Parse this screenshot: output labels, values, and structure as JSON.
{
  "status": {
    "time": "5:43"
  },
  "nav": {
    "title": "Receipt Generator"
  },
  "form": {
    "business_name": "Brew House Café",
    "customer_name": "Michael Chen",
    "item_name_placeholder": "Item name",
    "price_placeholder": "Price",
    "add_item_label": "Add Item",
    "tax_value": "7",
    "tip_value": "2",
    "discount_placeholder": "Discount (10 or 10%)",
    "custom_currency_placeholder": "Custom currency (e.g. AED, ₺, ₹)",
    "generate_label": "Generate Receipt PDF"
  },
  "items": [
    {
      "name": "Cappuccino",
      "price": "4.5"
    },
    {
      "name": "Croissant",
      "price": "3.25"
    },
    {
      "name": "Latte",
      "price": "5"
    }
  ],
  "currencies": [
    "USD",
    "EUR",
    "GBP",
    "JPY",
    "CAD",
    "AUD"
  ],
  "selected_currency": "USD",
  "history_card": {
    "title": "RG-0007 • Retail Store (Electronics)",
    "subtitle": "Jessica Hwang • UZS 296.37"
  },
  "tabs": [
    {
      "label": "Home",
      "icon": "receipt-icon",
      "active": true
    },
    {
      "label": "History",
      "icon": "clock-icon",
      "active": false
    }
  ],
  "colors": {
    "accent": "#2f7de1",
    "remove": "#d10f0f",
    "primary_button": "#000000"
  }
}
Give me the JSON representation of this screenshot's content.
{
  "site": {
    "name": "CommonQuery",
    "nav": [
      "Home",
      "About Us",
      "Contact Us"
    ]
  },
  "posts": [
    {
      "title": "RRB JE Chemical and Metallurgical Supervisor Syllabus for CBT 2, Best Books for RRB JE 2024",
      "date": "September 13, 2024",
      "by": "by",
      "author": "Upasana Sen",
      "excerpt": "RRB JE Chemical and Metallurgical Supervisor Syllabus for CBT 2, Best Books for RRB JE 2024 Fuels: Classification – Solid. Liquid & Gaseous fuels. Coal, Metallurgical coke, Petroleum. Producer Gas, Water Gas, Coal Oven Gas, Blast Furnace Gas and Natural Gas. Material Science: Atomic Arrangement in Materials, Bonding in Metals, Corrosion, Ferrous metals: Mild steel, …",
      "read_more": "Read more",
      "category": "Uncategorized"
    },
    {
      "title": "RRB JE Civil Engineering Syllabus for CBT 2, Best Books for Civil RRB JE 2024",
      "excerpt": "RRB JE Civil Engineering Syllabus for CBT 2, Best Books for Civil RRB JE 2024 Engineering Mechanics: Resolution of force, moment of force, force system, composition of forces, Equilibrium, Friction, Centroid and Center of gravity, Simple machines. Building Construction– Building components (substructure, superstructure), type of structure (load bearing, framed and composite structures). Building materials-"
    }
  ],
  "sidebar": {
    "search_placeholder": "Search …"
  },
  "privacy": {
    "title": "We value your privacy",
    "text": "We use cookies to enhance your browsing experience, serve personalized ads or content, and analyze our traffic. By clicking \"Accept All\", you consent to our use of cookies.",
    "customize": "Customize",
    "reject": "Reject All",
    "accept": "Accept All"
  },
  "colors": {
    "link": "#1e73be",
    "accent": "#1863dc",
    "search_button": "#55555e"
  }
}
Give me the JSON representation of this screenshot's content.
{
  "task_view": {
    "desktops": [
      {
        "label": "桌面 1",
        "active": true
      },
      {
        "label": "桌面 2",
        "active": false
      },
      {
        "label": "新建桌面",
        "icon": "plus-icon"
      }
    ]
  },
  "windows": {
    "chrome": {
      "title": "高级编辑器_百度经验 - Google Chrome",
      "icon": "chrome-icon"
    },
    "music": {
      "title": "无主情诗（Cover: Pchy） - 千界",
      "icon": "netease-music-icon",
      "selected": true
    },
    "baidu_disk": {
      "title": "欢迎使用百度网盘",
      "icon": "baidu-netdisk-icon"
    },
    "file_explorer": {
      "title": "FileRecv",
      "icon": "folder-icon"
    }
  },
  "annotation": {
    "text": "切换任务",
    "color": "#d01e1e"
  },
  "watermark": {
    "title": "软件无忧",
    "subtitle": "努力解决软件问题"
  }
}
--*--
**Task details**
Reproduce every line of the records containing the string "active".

**Your response**
      "active": true
      "active": false
        "active": true
        "active": false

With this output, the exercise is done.